The comments in the second paragraph about "violation of federal privacy laws" and "stoop to that level as others have apparently done" provide some tasty material in the war of words between Auburn and Florida. Clearly Jacobs is referencing the allegations that the source of the Newton leak have come from within Florida's camp, specifically tied to head coach Urban Meyer. With South Carolina's loss to Arkansas on Saturday, Florida has moved into a tie for first-place in the SEC East. The Gators could likely see Newton and the Tigers in the SEC Championship Game in Atlanta. After all this controversy, we can only hope it comes to that. Right?
Posted on: November 9, 2010 2:52 am
Edited on: November 9, 2010 3:17 pm
Posted by Adam Jacobi
It seemed virtually impossible after last week, but somehow, the news surrounding Cam Newton 's pre-Auburn years seems to have gotten worse. According to a Fox Sports report, Newton was allegedly involved in multiple academic cheating controversies while enrolled at Florida before he transferred to Blinn Junior College in 2008. The allegations are of a very serious nature, the type that often results in suspension and expulsion from a university. There are three incidents in question here, and it's awfully telling that the least serious of the three is that Newton purchased a term paper online, apparently unaware that professors know how to use the Internet.
We're not going to be able to ascertain the truthfulness of these reports, so we'll just reiterate that they're apparently based solely on the one source that Fox Sports cites in their report. We'll just point out that it's abundantly clear that Fox's source for this scandal is Florida-based; it's not as if some line cook in Tuscaloosa can claim "knowledge of the situation" where it concerns academic matters at the University of Florida, after all. And it's that Florida connection that only intensifies rumors that lingered the first time around that Urban Meyer (or someone in his camp) was responsible for the initial leak of the Newton investigation in the first place .

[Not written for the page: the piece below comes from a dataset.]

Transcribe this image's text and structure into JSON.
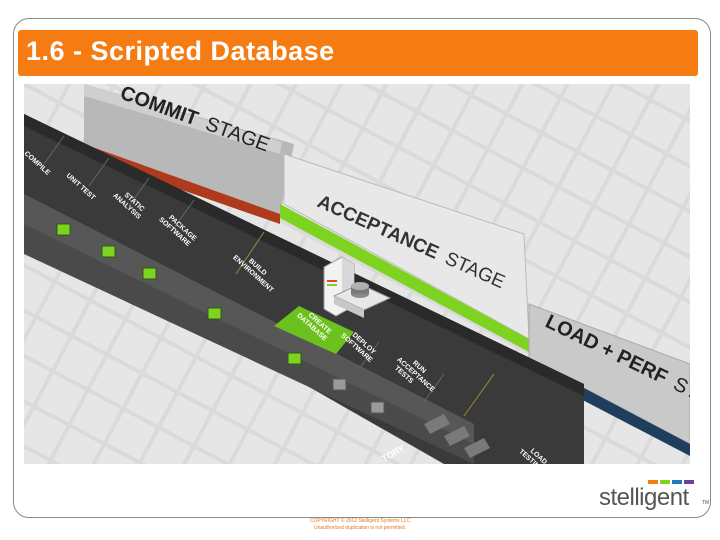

After all, this revelation serves no actual purpose where the rest of this football season is concerned; Newton's not about to be declared ineligible over allegations that occurred at a different school years ago. The fact remains that there have been no such allegations about Newton since his time at Florida, and it's not as if every single professor at Auburn is under the athletic department's thumb. Go ahead, tell a random professor at any school that he has to edit his gradebook in a football player's favor. See what happens.
So if this report won't affect Newton's eligibility anywhere but at Florida, what purpose does it actually serve? If Newton's eligibility were on trial and in front of a judge, this report would be immediately thrown out over relevance. Cam Newton is an Auburn student whose academic bona fides are, at this time, not in question. Whether he left Florida facing problems down the road is Auburn's problem insofar as the school should be on the lookout for further shenanigans. Past that, this comes off far more as a grade-level psy-ops campaign from Gainesville than anything the NCAA, SEC, or Heisman voters should be aware of.(UPDATE: According to AuburnSports.com, multiple sources inside the Florida academic discipline system strongly dispute Evans' report.)